College says community has to want smoke-free campuses


The policy that was intended to ban smoking on all Sheridan campuses has been edited with considerable changes.

The original policy was approved in September 2012 and was updated on Sept. 15, 2015, though it wasn’t posted online until this week.

Under the original policy, tobacco smoking was limited to designated smoking areas with the ultimate goal of making Sheridan campuses entirely smoke free by September of 2015.

Hazel McCallion Campus went smoke free in 2012.

This did not happen and smokers can still be seen at most designated smoking areas.

The new policy eliminated a solid date for an all-out smoking ban instead stating vaguely that “Smoking will be prohibited in or on all Sheridan premises in the future.”

George Georgopoulos, the manager of Occupational Health and Safety at Sheridan says the college was not prevented from going smoke free in September.

Instead the Occupational Health and Safety Services decided that a truly smoke free campus had to be something the community wanted.

“Its way more effective if it comes from a grassroots movement.” said Georgopoulos.

The policy will be an upcoming subject for the Sheridan Insider, a community newsletter run by the college.

Georgopoulos said “We’re going to follow up with the student union to get it out to students.” 

The new policy also immediately banned all use of vaporizers on Sheridan College campuses in or on Sheridan premises.

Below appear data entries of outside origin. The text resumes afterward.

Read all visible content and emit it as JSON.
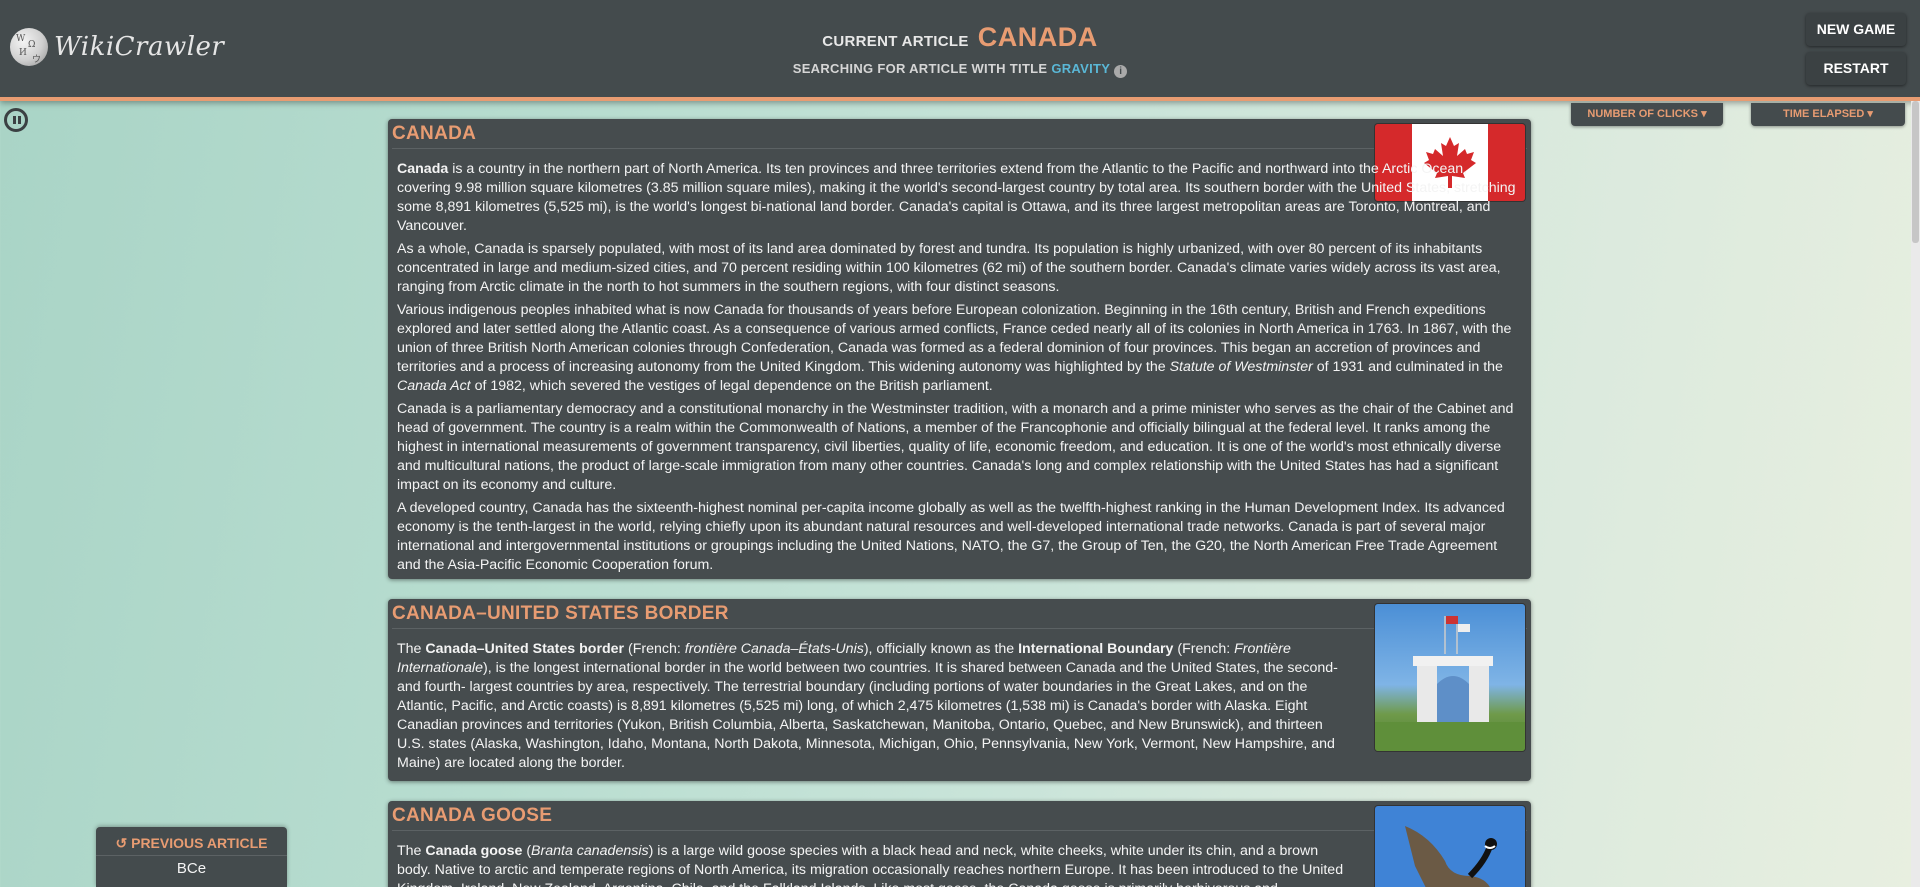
{
  "header": {
    "logo_text": "WikiCrawler",
    "current_label": "CURRENT ARTICLE",
    "current_title": "CANADA",
    "search_label": "SEARCHING FOR ARTICLE WITH TITLE",
    "target_title": "GRAVITY",
    "info_icon": "info-icon",
    "new_game_label": "NEW GAME",
    "restart_label": "RESTART"
  },
  "stats": {
    "clicks_label": "NUMBER OF CLICKS",
    "time_label": "TIME ELAPSED",
    "caret_icon": "caret-down-icon"
  },
  "controls": {
    "pause_icon": "pause-icon"
  },
  "articles": [
    {
      "title": "CANADA",
      "paragraphs": [
        [
          "",
          "Canada",
          " is a country in the northern part of North America. Its ten provinces and three territories extend from the Atlantic to the Pacific and northward into the Arctic Ocean, covering 9.98 million square kilometres (3.85 million square miles), making it the world's second-largest country by total area. Its southern border with the United States, stretching some 8,891 kilometres (5,525 mi), is the world's longest bi-national land border. Canada's capital is Ottawa, and its three largest metropolitan areas are Toronto, Montreal, and Vancouver."
        ],
        "As a whole, Canada is sparsely populated, with most of its land area dominated by forest and tundra. Its population is highly urbanized, with over 80 percent of its inhabitants concentrated in large and medium-sized cities, and 70 percent residing within 100 kilometres (62 mi) of the southern border. Canada's climate varies widely across its vast area, ranging from Arctic climate in the north to hot summers in the southern regions, with four distinct seasons.",
        [
          "Various indigenous peoples inhabited what is now Canada for thousands of years before European colonization. Beginning in the 16th century, British and French expeditions explored and later settled along the Atlantic coast. As a consequence of various armed conflicts, France ceded nearly all of its colonies in North America in 1763. In 1867, with the union of three British North American colonies through Confederation, Canada was formed as a federal dominion of four provinces. This began an accretion of provinces and territories and a process of increasing autonomy from the United Kingdom. This widening autonomy was highlighted by the ",
          "Statute of Westminster",
          " of 1931 and culminated in the ",
          "Canada Act",
          " of 1982, which severed the vestiges of legal dependence on the British parliament."
        ],
        "Canada is a parliamentary democracy and a constitutional monarchy in the Westminster tradition, with a monarch and a prime minister who serves as the chair of the Cabinet and head of government. The country is a realm within the Commonwealth of Nations, a member of the Francophonie and officially bilingual at the federal level. It ranks among the highest in international measurements of government transparency, civil liberties, quality of life, economic freedom, and education. It is one of the world's most ethnically diverse and multicultural nations, the product of large-scale immigration from many other countries. Canada's long and complex relationship with the United States has had a significant impact on its economy and culture.",
        "A developed country, Canada has the sixteenth-highest nominal per-capita income globally as well as the twelfth-highest ranking in the Human Development Index. Its advanced economy is the tenth-largest in the world, relying chiefly upon its abundant natural resources and well-developed international trade networks. Canada is part of several major international and intergovernmental institutions or groupings including the United Nations, NATO, the G7, the Group of Ten, the G20, the North American Free Trade Agreement and the Asia-Pacific Economic Cooperation forum."
      ]
    },
    {
      "title": "CANADA–UNITED STATES BORDER",
      "paragraphs": [
        [
          "The ",
          "Canada–United States border",
          " (French: ",
          "frontière Canada–États-Unis",
          "), officially known as the ",
          "International Boundary",
          " (French: ",
          "Frontière Internationale",
          "), is the longest international border in the world between two countries. It is shared between Canada and the United States, the second- and fourth- largest countries by area, respectively. The terrestrial boundary (including portions of water boundaries in the Great Lakes, and on the Atlantic, Pacific, and Arctic coasts) is 8,891 kilometres (5,525 mi) long, of which 2,475 kilometres (1,538 mi) is Canada's border with Alaska. Eight Canadian provinces and territories (Yukon, British Columbia, Alberta, Saskatchewan, Manitoba, Ontario, Quebec, and New Brunswick), and thirteen U.S. states (Alaska, Washington, Idaho, Montana, North Dakota, Minnesota, Michigan, Ohio, Pennsylvania, New York, Vermont, New Hampshire, and Maine) are located along the border."
        ]
      ]
    },
    {
      "title": "CANADA GOOSE",
      "paragraphs": [
        [
          "The ",
          "Canada goose",
          " (",
          "Branta canadensis",
          ") is a large wild goose species with a black head and neck, white cheeks, white under its chin, and a brown body. Native to arctic and temperate regions of North America, its migration occasionally reaches northern Europe. It has been introduced to the United Kingdom, Ireland, New Zealand, Argentina, Chile, and the Falkland Islands. Like most geese, the Canada goose is primarily herbivorous and"
        ]
      ]
    }
  ],
  "previous_article": {
    "label": "PREVIOUS ARTICLE",
    "value": "BCe",
    "icon": "undo-icon"
  },
  "colors": {
    "accent": "#e89c72",
    "panel": "#444b4d",
    "link": "#5ab7d6"
  }
}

Vaporizers are becoming more and more popular among both smokers and those trying to quit smoking cigarettes.Smoke Free Sheridan

The policy has not been well advertised but it is available to view on Sheridan’s Occupational Health and Safety website.

Because the new policy is little known students and staff may violate it unintentionally.

Banning vaporizers without notifying staff and students may result in them accidentally breaking the new rules which can land students with non-academic sanctions and employees with disciplinary action according to the policy.

A lot of young adults begin smoking at college to fit in or to cope with stress.

Smoking is particularly prevalent in young Canadian adults with age groups 20-24 and 25-34 making up 17.9 per cent and 18.5 per cent of those respective populations according to a study by the Propel Centre for Population Health Impact at the University of Waterloo.

This is why many Canadian colleges and universities, such as Dalhousie University and the University of Alberta, have set up smoke free campus projects.

Non-smokers’ health is also a concern when considering a smoke-free campus policy.

According to the same study from the University of Waterloo, 12.9 per cent of Canadians reported being exposed to second-hand smoke every day or almost every day.

Second-hand smoke is dangerous and contains chemicals that are unhealthy and hurt smokers and non-smokers alike.

Sheridan’s Occupational Health and Safety Services is in charge of the Smoke Free Sheridan Policy and is responsible for interpreting and applying the policy on Sheridan campuses.